NC State UniversityCollege of Agriculture & Life Sciences
Agriculture's Economic Impact

Twenty two million American workers produce, process, sell and trade the nation's food and fiber. But only 4.6 million of those people live on the farms-- slightly less than 2 percent of the total U.S. Population.

Consumers spend $547 billion for food originating on U.S. farms and ranches. Of each dollar spent on food, the farmer's share is approximately 23 cents. The rest are for costs beyond the farm gate: wages and materials for production, processing, marketing, transportation and distribution.

On average, every hour, 24 hours a day, 365 days a year, around $6 million in U.S. agricultural products--grains, oilseeds, cotton, meats, vegetables, snack foods, etc., will be consigned for shipment for export to foreign markets.

It all means more jobs and higher wages across the nation. U.S. agricultural exports generate more than $100 billion annually in business activity throughout the U.S. economy and provide jobs for nearly 1 million workers.

Agricultural land provides habitat for 75 percent of the nation's wildlife. Deer, moose, waterfowl and other species have shown significant population increases during the past several years.
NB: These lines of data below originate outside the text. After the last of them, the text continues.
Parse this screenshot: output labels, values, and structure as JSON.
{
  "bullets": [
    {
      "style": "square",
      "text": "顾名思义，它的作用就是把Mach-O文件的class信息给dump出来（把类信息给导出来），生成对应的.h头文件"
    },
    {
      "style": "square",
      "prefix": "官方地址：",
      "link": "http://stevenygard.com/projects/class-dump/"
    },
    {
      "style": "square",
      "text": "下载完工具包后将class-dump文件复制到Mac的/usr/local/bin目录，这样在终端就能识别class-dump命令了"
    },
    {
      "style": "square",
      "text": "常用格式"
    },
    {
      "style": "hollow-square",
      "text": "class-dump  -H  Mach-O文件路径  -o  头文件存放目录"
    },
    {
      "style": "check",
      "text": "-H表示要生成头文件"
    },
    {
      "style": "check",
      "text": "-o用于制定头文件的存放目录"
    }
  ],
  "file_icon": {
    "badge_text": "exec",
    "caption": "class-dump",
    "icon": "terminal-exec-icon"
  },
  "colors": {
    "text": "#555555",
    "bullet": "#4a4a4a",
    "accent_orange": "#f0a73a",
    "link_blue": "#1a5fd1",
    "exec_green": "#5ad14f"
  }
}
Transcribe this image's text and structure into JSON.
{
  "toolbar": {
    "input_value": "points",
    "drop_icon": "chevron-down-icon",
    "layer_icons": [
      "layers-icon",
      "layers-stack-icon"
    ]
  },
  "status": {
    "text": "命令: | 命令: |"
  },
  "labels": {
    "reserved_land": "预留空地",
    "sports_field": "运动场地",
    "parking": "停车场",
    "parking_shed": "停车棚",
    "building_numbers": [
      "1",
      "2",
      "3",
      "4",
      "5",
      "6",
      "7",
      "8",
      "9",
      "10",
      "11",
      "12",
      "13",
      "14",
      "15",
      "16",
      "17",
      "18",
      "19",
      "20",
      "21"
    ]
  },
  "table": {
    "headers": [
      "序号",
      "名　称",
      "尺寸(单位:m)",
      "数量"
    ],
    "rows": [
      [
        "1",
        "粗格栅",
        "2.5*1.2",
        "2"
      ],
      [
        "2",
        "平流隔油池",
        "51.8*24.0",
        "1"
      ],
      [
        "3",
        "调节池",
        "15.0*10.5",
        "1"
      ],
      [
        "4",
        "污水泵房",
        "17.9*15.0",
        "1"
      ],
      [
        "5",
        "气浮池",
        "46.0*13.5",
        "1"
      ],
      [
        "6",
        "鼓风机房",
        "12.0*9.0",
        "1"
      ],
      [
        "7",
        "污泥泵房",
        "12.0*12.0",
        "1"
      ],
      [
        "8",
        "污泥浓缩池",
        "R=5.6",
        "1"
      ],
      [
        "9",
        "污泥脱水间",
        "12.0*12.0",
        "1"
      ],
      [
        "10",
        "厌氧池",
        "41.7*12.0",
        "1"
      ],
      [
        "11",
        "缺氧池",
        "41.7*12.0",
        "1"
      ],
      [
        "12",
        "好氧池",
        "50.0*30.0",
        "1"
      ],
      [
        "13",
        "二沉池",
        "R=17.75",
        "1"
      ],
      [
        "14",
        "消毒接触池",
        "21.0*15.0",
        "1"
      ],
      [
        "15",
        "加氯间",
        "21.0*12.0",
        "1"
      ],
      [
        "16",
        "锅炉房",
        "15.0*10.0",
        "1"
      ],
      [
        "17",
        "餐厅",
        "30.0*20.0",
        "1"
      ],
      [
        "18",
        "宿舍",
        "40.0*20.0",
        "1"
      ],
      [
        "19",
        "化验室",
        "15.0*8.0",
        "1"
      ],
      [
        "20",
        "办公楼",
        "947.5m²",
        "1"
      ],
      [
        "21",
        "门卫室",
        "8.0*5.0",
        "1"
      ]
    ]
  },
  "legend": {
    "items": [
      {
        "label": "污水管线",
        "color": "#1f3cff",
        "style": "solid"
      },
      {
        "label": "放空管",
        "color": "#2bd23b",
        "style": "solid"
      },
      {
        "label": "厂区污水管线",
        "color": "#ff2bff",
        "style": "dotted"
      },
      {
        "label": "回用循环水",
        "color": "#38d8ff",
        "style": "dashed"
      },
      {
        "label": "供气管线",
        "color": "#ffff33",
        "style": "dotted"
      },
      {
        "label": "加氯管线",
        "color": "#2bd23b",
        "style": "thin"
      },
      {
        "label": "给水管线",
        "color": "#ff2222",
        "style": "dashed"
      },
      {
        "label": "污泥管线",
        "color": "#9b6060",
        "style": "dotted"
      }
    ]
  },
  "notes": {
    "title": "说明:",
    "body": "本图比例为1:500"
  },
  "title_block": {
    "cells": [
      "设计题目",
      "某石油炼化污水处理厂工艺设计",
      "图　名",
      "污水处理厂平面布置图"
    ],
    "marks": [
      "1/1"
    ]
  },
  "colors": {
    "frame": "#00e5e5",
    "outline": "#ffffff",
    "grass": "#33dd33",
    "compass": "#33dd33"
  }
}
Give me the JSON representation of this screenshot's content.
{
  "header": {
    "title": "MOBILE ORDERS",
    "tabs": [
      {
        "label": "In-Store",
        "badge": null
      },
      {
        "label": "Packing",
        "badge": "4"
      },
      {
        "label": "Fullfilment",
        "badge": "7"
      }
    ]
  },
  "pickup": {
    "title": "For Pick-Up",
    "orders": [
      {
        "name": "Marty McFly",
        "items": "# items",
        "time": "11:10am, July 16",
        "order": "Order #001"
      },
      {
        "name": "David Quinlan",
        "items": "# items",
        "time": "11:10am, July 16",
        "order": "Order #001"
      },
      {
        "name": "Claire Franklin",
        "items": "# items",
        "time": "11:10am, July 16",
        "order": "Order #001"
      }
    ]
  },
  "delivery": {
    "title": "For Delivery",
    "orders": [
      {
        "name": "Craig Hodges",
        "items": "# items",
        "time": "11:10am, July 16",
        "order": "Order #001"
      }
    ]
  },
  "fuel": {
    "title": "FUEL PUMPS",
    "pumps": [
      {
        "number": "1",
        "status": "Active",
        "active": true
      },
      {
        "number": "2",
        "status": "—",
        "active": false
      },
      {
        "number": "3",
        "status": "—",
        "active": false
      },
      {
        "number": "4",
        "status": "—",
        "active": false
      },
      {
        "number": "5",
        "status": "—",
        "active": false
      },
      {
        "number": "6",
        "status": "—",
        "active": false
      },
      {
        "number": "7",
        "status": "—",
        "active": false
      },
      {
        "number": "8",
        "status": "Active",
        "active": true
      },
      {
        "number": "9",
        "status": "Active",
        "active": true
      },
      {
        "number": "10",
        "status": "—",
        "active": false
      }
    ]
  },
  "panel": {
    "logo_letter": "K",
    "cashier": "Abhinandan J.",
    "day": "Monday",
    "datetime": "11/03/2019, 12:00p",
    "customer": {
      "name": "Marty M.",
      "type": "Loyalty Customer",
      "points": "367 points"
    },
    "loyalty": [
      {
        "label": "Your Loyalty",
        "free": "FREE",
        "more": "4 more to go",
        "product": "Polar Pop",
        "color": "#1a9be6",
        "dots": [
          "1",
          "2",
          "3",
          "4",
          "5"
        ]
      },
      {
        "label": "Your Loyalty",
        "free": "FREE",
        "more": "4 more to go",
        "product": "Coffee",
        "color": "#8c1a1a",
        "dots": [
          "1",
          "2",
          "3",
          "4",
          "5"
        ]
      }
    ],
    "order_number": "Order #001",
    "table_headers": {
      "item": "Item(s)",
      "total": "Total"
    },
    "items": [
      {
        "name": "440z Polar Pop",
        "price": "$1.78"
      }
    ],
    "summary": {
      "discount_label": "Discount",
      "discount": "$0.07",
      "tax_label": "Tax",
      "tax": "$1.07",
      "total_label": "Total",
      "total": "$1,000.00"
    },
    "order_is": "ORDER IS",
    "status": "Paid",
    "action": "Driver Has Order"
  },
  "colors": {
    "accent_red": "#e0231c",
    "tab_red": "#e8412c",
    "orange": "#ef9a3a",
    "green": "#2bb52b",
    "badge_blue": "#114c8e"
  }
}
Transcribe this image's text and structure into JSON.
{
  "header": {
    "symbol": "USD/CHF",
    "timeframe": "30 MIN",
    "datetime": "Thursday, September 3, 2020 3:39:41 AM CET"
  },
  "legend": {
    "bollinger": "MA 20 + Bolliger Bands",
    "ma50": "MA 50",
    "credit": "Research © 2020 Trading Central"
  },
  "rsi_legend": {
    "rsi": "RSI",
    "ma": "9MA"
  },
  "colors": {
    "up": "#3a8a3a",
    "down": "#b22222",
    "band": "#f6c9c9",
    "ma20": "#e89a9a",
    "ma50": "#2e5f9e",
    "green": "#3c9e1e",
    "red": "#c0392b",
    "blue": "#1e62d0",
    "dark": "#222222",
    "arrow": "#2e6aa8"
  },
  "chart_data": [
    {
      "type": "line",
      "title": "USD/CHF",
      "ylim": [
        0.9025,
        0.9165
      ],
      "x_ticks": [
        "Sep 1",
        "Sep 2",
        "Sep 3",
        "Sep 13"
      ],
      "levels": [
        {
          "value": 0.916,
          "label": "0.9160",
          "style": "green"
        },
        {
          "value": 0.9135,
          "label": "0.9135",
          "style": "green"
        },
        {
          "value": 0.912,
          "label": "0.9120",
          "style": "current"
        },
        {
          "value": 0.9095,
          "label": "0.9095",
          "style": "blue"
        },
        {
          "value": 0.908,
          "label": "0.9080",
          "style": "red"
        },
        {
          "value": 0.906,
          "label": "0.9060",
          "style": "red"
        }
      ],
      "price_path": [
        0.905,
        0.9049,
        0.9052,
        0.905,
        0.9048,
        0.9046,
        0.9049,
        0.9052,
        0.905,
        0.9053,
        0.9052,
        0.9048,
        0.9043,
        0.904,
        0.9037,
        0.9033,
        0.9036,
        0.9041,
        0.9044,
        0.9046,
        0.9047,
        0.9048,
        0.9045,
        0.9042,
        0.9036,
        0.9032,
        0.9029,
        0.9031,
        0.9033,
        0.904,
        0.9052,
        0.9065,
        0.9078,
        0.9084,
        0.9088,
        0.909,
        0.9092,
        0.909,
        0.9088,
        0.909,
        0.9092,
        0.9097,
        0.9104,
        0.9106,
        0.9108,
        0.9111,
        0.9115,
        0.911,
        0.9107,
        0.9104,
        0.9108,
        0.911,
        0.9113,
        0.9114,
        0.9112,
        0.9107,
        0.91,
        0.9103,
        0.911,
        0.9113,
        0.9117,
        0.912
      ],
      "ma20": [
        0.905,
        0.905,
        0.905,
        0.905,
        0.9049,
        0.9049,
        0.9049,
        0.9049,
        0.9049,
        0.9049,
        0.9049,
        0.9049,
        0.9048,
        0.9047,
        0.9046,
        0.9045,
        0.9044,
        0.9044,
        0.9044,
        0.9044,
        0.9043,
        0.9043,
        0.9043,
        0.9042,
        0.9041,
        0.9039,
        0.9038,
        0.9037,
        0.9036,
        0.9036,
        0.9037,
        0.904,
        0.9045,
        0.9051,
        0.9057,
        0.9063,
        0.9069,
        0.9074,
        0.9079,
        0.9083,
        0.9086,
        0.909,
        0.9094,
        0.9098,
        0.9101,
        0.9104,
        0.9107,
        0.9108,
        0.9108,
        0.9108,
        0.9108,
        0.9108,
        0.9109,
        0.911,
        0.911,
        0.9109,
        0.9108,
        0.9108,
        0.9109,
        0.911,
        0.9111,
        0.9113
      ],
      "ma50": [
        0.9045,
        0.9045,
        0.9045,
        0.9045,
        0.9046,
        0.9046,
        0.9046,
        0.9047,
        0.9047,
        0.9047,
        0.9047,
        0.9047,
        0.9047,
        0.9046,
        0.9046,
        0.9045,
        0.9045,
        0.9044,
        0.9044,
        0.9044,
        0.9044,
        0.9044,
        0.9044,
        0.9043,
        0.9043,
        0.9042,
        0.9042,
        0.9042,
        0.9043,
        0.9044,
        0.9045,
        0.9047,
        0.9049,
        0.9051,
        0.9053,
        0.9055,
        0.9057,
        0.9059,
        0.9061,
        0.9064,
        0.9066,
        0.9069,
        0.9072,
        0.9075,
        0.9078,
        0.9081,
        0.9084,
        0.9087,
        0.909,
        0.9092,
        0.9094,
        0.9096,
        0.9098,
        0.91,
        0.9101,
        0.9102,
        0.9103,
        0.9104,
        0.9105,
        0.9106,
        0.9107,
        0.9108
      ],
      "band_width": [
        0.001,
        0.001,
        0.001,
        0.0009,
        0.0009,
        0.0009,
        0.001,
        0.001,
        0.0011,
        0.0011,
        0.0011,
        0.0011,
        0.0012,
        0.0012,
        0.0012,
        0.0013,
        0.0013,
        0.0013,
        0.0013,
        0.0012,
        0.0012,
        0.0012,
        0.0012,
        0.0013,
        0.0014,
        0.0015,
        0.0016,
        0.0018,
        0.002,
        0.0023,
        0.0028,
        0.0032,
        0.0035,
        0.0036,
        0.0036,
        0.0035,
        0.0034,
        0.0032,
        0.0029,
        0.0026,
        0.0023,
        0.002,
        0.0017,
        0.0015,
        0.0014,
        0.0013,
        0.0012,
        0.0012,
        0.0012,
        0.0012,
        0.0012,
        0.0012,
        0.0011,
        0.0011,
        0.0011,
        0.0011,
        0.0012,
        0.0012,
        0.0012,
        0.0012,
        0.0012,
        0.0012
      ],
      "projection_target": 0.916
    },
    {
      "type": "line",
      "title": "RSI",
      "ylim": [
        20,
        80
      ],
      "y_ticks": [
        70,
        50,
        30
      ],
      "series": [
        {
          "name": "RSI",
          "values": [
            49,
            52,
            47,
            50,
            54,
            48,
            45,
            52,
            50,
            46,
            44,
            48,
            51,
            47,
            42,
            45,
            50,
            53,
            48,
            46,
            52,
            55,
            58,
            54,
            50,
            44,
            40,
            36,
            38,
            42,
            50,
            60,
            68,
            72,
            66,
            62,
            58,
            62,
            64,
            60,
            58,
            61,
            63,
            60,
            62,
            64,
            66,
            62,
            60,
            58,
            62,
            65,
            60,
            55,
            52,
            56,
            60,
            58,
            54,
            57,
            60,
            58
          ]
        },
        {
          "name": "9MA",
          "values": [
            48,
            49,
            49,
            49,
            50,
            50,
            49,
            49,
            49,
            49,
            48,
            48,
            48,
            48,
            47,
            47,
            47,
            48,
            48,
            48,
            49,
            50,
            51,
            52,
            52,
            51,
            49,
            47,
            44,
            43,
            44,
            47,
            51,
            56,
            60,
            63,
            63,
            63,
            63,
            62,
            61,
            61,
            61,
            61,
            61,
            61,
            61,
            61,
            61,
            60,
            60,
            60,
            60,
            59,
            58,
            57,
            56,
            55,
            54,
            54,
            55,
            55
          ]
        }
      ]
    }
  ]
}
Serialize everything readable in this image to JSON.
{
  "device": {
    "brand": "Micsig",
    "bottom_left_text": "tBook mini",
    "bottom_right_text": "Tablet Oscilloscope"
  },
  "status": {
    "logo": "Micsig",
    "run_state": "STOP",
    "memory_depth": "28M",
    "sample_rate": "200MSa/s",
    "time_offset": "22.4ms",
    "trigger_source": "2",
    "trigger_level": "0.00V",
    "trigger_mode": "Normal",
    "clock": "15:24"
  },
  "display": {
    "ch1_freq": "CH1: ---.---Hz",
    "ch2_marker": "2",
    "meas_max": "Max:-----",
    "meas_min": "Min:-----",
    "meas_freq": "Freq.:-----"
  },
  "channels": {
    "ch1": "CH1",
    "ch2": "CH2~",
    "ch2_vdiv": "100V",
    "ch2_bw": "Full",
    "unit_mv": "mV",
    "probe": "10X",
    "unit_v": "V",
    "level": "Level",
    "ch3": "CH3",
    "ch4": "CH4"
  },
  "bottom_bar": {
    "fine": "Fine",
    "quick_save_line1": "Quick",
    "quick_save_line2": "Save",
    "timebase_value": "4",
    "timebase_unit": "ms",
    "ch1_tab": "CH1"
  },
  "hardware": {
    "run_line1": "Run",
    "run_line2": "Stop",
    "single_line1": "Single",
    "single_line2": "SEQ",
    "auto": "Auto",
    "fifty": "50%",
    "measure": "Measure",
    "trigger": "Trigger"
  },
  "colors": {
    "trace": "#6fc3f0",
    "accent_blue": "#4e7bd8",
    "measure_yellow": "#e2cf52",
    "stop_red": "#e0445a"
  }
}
Ethanol and new bio-diesel fuels made from corn and other grains are beneficial to the environment and promote energy security.